A generally tight national coal-supply situation continues to exist in mid-2006. This suggests that perhaps a more poignant short-term issue exists—whether or not the U.S. coal industry can deliver the new supply projected for the next five years, let alone attract enough investment to more than double production over the next 20 years. Consider the following observations:
• Central Appalachia proved in-place production capacity declined by 8 mtpy in 2005, despite record level price signals since late 2003. Since 2001, CAPP proved in-place production capacity has declined at a rate of 5 percent per year, and a total of 73 million tons of capacity has disappeared.
• Northern Appalachia production capacity declined by 3 mtpy in 2005. With the exception of a modest recovery in 2004, NAPP proved in-place capacity has declined steadily since 1998, at a rate of 2.7 percent per year. A total of 36 million tons of capacity has disappeared since 1998.
• Coal stockpiles—the safety valve for supply disruptions—reached near historic low levels in 2005. Stocks remain precariously low because coal producers and transportation providers cannot meet demand for current burn and stock replenishments.
Current statistics could be interpreted as a warning that near-term U.S. coal demand may not be met fully without significant growth of imports.

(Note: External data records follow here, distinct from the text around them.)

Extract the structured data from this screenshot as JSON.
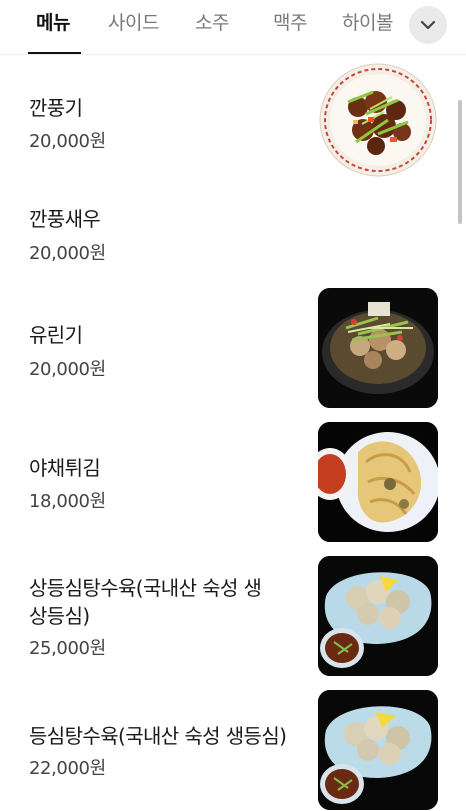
{
  "tabs": [
    {
      "label": "메뉴",
      "active": true
    },
    {
      "label": "사이드",
      "active": false
    },
    {
      "label": "소주",
      "active": false
    },
    {
      "label": "맥주",
      "active": false
    },
    {
      "label": "하이볼",
      "active": false
    }
  ],
  "more_icon": "chevron-down-icon",
  "items": [
    {
      "name": "깐풍기",
      "price": "20,000원",
      "image": "kkanpunggi-dish-photo"
    },
    {
      "name": "깐풍새우",
      "price": "20,000원",
      "image": null
    },
    {
      "name": "유린기",
      "price": "20,000원",
      "image": "yuringi-dish-photo"
    },
    {
      "name": "야채튀김",
      "price": "18,000원",
      "image": "vegetable-tempura-photo"
    },
    {
      "name_line1": "상등심탕수육(국내산 숙성 생",
      "name_line2": "상등심)",
      "price": "25,000원",
      "image": "sweet-sour-pork-photo"
    },
    {
      "name": "등심탕수육(국내산 숙성 생등심)",
      "price": "22,000원",
      "image": "sweet-sour-pork-photo-2"
    }
  ],
  "colors": {
    "active_tab": "#111111",
    "inactive_tab": "#7a7a7a",
    "price": "#444444"
  }
}
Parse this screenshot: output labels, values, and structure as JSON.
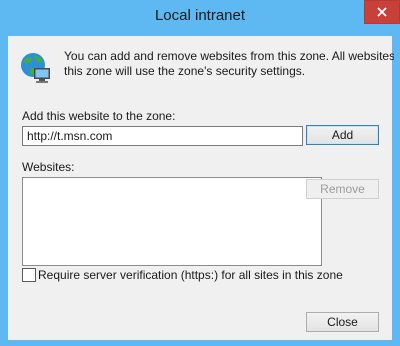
{
  "window": {
    "title": "Local intranet"
  },
  "info": {
    "line1": "You can add and remove websites from this zone. All websites in",
    "line2": "this zone will use the zone's security settings."
  },
  "add": {
    "label": "Add this website to the zone:",
    "value": "http://t.msn.com",
    "button": "Add"
  },
  "websites": {
    "label": "Websites:",
    "remove_button": "Remove"
  },
  "verification": {
    "label": "Require server verification (https:) for all sites in this zone",
    "checked": false
  },
  "footer": {
    "close_button": "Close"
  },
  "icons": {
    "zone": "globe-network-icon",
    "close": "close-icon"
  },
  "colors": {
    "titlebar": "#5eb8f1",
    "close_button": "#c7413a"
  }
}
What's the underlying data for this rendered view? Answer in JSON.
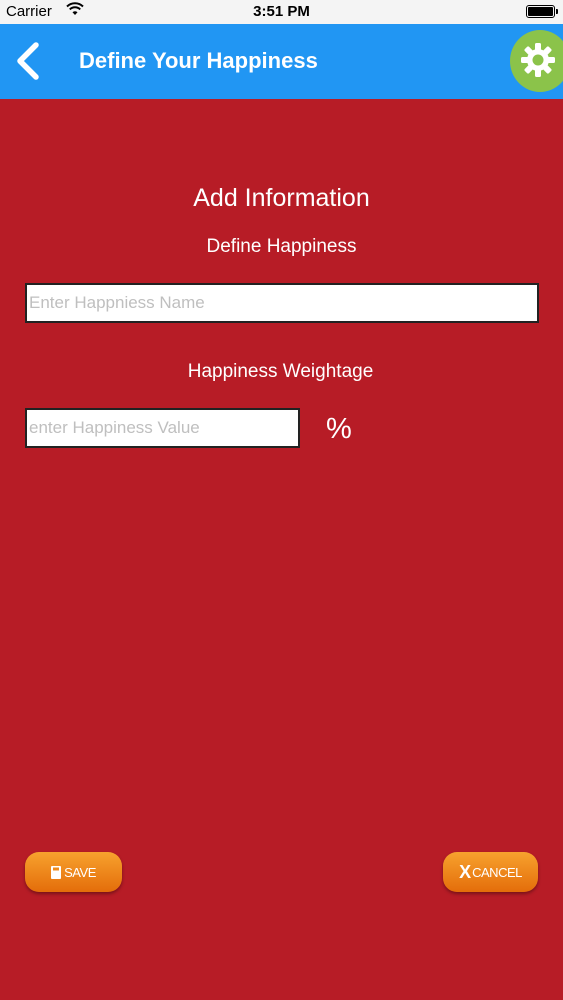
{
  "status_bar": {
    "carrier": "Carrier",
    "time": "3:51 PM"
  },
  "nav": {
    "title": "Define Your Happiness",
    "color": "#2196f3",
    "settings_color": "#8bc34a"
  },
  "form": {
    "heading": "Add Information",
    "name_label": "Define Happiness",
    "name_placeholder": "Enter Happniess Name",
    "weight_label": "Happiness Weightage",
    "value_placeholder": "enter Happiness Value",
    "value_unit": "%"
  },
  "actions": {
    "save_label": "SAVE",
    "cancel_icon": "X",
    "cancel_label": "CANCEL"
  },
  "theme": {
    "background": "#b71c26",
    "button_orange": "#f08a1c"
  }
}
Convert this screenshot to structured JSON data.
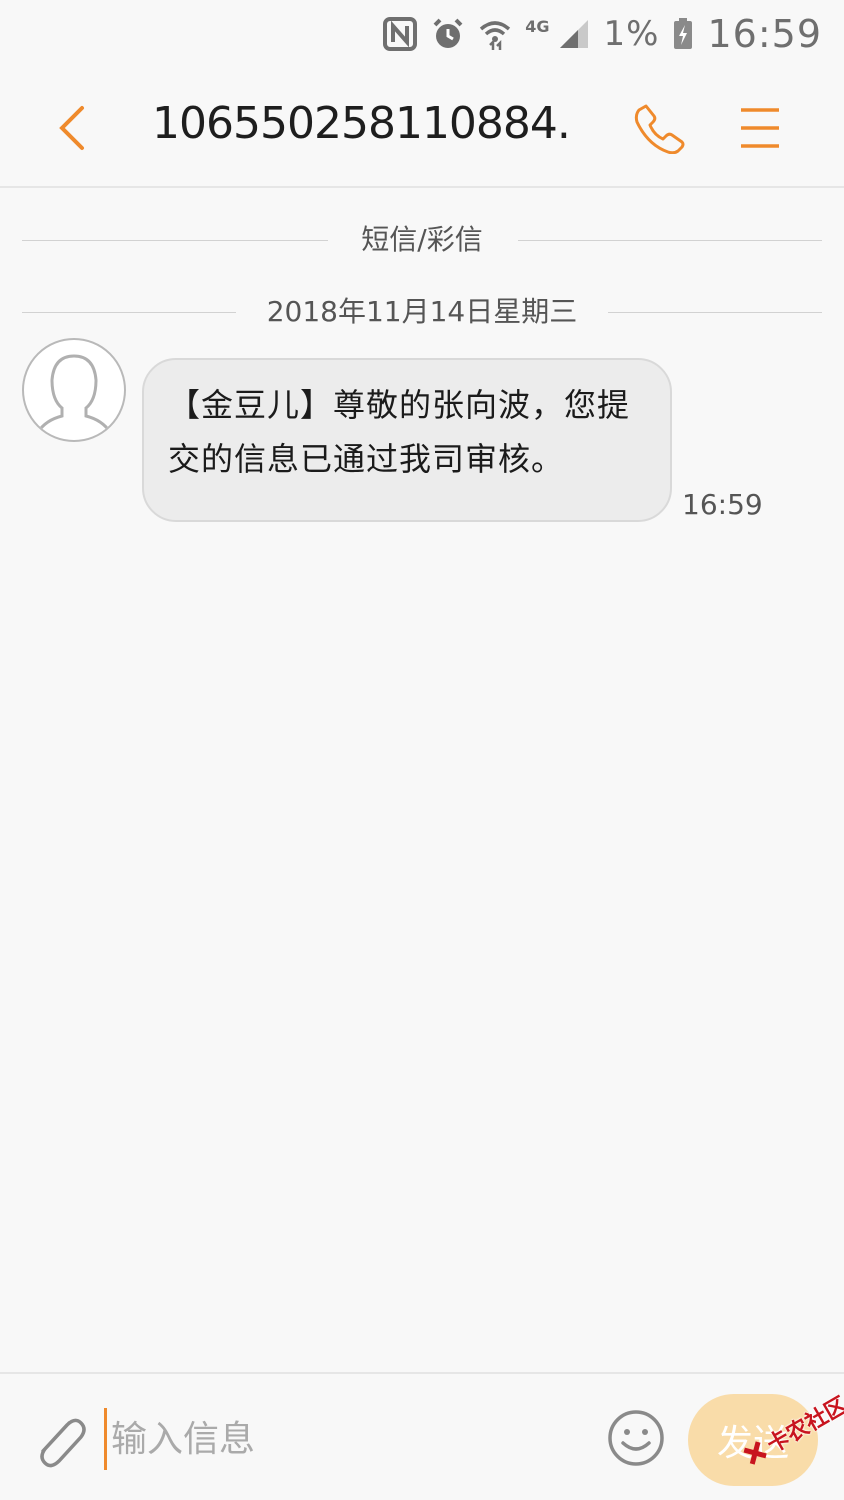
{
  "status_bar": {
    "network_label": "4G",
    "battery_percent": "1%",
    "time": "16:59",
    "icons": [
      "nfc-icon",
      "alarm-icon",
      "wifi-icon",
      "signal-icon",
      "battery-icon"
    ]
  },
  "header": {
    "title": "10655025811088​4...",
    "accent_color": "#ef8a2c"
  },
  "conversation": {
    "type_divider": "短信/彩信",
    "date_divider": "2018年11月14日星期三",
    "messages": [
      {
        "text": "【金豆儿】尊敬的张向波，您提交的信息已通过我司审核。",
        "time": "16:59"
      }
    ]
  },
  "composer": {
    "placeholder": "输入信息",
    "send_label": "发送",
    "send_color": "#f9dca9"
  },
  "watermark": {
    "text": "卡农社区"
  }
}
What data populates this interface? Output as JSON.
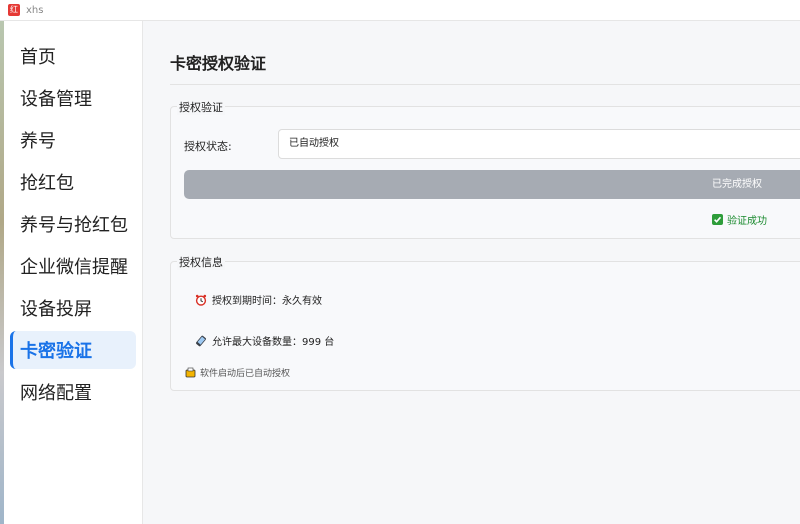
{
  "window": {
    "title": "xhs",
    "icon_text": "红"
  },
  "sidebar": {
    "items": [
      {
        "label": "首页"
      },
      {
        "label": "设备管理"
      },
      {
        "label": "养号"
      },
      {
        "label": "抢红包"
      },
      {
        "label": "养号与抢红包"
      },
      {
        "label": "企业微信提醒"
      },
      {
        "label": "设备投屏"
      },
      {
        "label": "卡密验证",
        "active": true
      },
      {
        "label": "网络配置"
      }
    ]
  },
  "main": {
    "page_title": "卡密授权验证",
    "auth_group": {
      "title": "授权验证",
      "status_label": "授权状态:",
      "status_value": "已自动授权",
      "button_label": "已完成授权",
      "verify_text": "验证成功"
    },
    "info_group": {
      "title": "授权信息",
      "expire_text": "授权到期时间：永久有效",
      "max_devices_text": "允许最大设备数量：999 台",
      "note_text": "软件启动后已自动授权"
    }
  },
  "colors": {
    "accent": "#1a73e8",
    "active_bg": "#e8f1fc",
    "button_disabled": "#a6abb3",
    "success": "#2e9d3a"
  }
}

Further, the lack of capacity growth in some key regions despite sharp upward price shocks indicates that the cost of new supply may be much higher than even current prices—and certainly much higher than the embedded costs that domestic power generators are accustomed to paying for coal supplies.
The NCC report does not estimate the cost of expanding coal production and supply infrastructure to handle an additional 1.3 billion tons per year; however, it estimates the current value of investment in coal-conversion technologies alone at $515 billion. Even using moderate assumptions, expansion of supply capacity from a current level of less than 1.4 billion annual tons to 2.5 or 2.6 billion annual tons likely would add billions of dollars to investment needs.
In addition, billions of dollars more are needed for rail infrastructure, rolling stock, port and waterways expansion, barges, and other facilities. Although risk for some of this investment may be mitigated by special government treatment, the lion’s share will have to be raised in the capital markets.
Significant levels of investment, and perhaps even a realignment of the coal-supply infrastructure to support more coal imports, may be required to meet coal demand for the next five years. Pressure to increase U.S. reliance on the domestic coal industry to offset detrimental economic and geopolitical forces that have coalesced in the past five years only underscores the importance of looking at supply capability prior to stimulating demand.
Before embarking on an effort to increase demand by 1.3 billion annual tons, it is prudent to evaluate individual segments of the supply chain—coal basins; reserve blocks; structural, cultural, and environmental constraints; transportation corridors; and other “choke” points—that may prevent servicing the additional 100 million to 140 million tons of coal demand that might possibly materialize in the next five years, let alone another billion tons of demand by 2025. While there is, no doubt, a lot of coal in North America, perhaps we also need to know what the price at the burner-tip will be for the next 100 millionth ton—and for that two billionth ton.
1. More information about Can Coal Deliver?: America’s Coal Potential and Limits can be found on our homepage at www.globalenergy.com.